Work instructions:
Return only those lines of the listing in which "data" appears.
Segment Open
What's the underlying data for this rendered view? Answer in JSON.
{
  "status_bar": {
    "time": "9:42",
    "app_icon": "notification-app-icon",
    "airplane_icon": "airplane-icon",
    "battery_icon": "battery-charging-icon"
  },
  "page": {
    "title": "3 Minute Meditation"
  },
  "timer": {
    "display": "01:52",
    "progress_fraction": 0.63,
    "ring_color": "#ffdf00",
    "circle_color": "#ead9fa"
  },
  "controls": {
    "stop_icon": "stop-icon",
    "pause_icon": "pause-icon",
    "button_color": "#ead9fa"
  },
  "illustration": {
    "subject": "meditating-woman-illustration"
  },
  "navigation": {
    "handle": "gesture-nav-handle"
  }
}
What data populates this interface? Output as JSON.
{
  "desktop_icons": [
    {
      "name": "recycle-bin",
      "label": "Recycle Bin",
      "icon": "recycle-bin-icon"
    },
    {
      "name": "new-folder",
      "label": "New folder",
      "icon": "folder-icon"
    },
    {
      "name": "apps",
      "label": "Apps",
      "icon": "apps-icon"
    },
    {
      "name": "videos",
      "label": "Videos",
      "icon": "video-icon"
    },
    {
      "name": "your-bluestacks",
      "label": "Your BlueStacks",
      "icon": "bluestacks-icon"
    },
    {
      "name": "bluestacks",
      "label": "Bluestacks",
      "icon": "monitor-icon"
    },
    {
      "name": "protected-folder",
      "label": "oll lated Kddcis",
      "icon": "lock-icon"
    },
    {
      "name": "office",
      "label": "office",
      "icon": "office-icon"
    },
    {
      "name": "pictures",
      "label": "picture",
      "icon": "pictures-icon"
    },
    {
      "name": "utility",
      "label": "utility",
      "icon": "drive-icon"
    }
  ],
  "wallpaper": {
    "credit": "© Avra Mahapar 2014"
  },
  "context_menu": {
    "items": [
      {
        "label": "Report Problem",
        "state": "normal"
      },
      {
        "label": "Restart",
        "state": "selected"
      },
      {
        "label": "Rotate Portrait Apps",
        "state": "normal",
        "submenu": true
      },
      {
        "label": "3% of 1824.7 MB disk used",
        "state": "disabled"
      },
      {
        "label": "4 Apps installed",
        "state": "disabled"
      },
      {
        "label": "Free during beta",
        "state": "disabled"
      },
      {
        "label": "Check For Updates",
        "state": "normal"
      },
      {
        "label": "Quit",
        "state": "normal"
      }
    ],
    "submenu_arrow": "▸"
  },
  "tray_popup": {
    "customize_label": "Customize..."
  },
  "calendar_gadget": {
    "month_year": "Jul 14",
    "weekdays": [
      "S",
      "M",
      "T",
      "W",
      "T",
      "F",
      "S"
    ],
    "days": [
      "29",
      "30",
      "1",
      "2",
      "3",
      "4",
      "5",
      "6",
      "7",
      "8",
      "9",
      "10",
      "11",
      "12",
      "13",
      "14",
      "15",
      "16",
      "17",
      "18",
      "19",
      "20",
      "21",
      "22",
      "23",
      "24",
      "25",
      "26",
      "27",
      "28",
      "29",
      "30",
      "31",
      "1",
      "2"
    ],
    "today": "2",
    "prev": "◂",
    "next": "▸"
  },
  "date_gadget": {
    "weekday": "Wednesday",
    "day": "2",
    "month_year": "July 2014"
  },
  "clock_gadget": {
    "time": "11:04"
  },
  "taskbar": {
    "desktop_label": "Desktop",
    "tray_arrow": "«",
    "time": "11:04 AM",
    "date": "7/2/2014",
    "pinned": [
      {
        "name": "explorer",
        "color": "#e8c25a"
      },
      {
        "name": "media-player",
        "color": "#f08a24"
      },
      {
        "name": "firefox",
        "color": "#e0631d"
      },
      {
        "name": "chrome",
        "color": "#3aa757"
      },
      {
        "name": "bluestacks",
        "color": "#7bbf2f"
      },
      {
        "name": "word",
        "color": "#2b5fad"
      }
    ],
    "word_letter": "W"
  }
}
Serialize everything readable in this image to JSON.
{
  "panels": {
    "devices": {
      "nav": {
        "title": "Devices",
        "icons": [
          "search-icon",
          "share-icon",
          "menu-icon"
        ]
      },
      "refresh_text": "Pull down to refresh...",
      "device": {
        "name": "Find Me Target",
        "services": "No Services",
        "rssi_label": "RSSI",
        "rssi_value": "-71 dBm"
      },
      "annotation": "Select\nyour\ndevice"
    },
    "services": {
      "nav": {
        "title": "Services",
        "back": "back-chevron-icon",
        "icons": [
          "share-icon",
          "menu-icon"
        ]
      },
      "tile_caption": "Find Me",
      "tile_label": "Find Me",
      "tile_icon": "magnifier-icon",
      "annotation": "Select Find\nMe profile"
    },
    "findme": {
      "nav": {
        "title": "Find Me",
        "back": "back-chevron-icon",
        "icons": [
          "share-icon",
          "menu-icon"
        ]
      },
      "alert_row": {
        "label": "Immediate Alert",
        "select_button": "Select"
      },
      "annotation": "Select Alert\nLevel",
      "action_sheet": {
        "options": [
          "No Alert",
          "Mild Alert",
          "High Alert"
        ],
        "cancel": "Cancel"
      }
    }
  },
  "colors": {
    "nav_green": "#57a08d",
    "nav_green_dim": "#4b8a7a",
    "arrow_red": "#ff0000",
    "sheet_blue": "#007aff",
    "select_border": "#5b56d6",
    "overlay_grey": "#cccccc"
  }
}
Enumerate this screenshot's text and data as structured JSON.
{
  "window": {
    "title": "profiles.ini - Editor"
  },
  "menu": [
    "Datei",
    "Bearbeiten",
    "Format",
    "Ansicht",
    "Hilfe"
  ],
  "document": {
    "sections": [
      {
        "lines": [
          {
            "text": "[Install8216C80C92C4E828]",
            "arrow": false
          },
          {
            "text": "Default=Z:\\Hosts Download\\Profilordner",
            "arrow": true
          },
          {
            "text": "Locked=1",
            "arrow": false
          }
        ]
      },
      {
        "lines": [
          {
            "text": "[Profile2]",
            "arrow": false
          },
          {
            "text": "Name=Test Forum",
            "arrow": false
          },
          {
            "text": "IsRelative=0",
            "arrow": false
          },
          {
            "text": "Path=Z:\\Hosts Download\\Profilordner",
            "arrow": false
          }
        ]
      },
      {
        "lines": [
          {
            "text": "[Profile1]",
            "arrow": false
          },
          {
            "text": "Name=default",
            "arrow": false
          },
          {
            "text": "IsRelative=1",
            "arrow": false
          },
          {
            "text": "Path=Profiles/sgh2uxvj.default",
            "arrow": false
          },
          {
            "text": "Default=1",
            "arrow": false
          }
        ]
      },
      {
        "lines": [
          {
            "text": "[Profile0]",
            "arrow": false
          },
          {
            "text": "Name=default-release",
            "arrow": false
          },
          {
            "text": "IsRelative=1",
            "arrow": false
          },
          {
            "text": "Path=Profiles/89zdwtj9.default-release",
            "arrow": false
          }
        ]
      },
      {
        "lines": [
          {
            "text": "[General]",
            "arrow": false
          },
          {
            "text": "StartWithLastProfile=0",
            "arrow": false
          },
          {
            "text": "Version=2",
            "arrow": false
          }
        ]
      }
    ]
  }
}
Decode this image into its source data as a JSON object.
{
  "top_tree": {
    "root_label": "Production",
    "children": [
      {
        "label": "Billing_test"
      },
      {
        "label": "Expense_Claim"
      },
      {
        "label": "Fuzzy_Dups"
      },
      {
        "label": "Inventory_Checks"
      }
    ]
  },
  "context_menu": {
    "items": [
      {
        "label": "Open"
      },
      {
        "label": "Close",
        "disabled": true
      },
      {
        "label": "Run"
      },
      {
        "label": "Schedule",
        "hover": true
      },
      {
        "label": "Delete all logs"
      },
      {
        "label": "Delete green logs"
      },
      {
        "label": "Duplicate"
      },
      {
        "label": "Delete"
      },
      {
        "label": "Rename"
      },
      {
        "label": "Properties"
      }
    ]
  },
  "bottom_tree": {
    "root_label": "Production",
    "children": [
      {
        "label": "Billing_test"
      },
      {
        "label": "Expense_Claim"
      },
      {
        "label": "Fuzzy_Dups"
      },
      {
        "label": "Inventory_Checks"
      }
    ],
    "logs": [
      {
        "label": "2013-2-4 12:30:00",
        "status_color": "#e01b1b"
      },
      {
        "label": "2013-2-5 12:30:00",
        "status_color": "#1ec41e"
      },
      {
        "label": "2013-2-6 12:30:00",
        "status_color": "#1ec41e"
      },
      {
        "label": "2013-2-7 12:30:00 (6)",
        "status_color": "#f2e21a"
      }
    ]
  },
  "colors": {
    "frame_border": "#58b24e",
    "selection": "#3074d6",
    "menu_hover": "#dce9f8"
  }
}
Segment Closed
Output of the task:
What's the underlying data for this rendered view? Answer in JSON.
What data populates this interface? Output as JSON.
Enumerate this screenshot's text and data as structured JSON.
Decode this image into its source data as a JSON object.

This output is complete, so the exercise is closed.